Activity:
Looking at the records below, say how many lines include "level", and add nothing else.

Page and application data records:
══════════

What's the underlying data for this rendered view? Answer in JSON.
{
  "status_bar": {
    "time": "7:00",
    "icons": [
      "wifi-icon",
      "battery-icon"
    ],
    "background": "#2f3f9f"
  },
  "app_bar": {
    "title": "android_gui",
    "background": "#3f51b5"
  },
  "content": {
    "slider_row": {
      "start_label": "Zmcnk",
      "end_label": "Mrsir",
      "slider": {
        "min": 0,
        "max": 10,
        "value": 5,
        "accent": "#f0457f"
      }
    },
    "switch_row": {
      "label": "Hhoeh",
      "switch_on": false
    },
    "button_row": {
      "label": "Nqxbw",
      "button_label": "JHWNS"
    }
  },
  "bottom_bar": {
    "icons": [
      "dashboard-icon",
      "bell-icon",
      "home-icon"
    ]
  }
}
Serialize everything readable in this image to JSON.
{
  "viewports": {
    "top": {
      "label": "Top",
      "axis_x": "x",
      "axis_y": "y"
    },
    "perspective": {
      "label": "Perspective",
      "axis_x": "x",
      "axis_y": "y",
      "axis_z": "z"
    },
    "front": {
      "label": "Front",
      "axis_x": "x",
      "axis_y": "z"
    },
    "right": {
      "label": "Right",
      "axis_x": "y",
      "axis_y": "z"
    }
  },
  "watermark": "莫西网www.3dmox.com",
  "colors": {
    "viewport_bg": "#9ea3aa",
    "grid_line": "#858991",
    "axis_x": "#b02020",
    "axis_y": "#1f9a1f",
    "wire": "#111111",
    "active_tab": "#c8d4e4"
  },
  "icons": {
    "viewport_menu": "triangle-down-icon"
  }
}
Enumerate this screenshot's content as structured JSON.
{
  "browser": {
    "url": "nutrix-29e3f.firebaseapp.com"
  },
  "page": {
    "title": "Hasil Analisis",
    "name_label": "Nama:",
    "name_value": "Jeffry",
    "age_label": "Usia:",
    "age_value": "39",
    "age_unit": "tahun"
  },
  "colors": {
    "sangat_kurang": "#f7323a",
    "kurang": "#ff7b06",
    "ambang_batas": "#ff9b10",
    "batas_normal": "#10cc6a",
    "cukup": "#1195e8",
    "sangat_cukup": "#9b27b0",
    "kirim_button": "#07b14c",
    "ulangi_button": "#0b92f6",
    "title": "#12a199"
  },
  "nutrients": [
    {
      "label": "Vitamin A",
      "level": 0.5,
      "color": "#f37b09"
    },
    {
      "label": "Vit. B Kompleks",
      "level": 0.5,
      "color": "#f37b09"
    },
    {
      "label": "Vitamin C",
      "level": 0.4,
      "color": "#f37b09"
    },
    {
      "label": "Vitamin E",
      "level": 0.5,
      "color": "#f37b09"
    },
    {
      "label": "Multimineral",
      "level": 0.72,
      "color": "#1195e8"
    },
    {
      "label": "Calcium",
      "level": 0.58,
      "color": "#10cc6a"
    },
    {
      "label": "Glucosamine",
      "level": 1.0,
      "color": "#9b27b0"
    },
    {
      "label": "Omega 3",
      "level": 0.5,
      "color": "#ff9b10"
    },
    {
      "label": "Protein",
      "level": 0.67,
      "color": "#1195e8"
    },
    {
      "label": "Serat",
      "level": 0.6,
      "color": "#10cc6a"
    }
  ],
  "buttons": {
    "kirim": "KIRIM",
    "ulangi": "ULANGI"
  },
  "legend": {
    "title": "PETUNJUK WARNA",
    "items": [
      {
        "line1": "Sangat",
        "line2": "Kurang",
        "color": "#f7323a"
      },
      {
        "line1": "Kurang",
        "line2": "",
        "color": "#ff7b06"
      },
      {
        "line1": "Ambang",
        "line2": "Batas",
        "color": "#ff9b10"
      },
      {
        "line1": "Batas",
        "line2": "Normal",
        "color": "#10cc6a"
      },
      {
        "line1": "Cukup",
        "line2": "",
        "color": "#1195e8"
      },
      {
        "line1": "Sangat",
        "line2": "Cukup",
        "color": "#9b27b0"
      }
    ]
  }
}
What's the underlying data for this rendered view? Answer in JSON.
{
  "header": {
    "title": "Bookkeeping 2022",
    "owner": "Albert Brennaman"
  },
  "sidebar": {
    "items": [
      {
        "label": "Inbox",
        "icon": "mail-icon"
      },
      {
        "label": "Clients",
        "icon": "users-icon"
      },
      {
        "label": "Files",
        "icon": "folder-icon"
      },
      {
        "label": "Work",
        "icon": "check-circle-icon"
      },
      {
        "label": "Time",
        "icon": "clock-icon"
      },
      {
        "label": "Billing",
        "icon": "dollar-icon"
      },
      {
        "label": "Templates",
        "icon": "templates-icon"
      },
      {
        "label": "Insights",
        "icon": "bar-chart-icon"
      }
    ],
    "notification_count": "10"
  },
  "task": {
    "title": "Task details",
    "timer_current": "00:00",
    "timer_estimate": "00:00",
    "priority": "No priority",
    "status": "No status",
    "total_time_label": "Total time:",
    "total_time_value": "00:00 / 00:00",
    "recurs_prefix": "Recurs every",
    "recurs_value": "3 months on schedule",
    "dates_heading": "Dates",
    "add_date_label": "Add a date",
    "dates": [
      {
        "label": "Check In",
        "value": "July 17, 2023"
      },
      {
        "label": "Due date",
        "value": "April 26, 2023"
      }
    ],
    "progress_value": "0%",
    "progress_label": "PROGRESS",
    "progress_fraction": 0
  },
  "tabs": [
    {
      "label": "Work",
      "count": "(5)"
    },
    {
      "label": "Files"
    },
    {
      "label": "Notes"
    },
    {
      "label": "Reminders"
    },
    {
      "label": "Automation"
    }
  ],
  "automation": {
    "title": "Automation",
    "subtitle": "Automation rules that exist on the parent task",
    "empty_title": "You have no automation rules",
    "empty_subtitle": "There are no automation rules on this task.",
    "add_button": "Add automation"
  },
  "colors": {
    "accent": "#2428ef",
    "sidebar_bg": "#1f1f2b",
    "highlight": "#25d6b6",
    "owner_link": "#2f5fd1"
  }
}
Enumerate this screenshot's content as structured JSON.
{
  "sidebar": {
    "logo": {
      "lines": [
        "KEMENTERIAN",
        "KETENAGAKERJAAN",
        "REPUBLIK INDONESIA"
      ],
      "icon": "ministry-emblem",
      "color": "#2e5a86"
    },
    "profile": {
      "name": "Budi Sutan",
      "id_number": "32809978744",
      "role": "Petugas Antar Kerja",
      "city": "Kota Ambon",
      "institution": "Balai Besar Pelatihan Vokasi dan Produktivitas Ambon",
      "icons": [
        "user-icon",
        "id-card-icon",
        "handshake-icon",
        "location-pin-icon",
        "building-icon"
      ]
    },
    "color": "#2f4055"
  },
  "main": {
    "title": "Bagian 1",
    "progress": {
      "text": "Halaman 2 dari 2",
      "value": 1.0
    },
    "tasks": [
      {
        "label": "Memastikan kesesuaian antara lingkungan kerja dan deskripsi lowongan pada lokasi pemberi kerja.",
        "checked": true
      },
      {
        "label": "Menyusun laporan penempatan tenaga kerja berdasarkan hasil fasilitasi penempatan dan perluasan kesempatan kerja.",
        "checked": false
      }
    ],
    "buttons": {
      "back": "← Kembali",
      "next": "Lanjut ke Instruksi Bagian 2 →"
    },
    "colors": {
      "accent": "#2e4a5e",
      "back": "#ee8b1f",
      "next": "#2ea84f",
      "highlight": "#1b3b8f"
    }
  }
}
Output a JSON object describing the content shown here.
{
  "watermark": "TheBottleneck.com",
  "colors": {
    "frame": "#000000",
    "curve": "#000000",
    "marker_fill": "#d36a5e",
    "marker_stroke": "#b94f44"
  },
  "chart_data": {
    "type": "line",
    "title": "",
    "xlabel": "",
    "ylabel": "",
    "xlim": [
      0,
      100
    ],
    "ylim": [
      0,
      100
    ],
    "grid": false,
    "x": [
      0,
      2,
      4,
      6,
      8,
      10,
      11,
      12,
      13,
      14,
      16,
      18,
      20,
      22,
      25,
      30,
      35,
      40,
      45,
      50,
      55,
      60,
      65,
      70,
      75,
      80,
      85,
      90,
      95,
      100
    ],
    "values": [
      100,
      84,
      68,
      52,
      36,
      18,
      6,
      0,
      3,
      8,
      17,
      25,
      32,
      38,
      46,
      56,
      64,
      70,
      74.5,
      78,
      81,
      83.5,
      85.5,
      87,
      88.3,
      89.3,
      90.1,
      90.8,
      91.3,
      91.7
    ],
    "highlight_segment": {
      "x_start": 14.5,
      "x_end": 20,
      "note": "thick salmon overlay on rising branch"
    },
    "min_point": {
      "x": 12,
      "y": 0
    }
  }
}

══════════

Output below:
10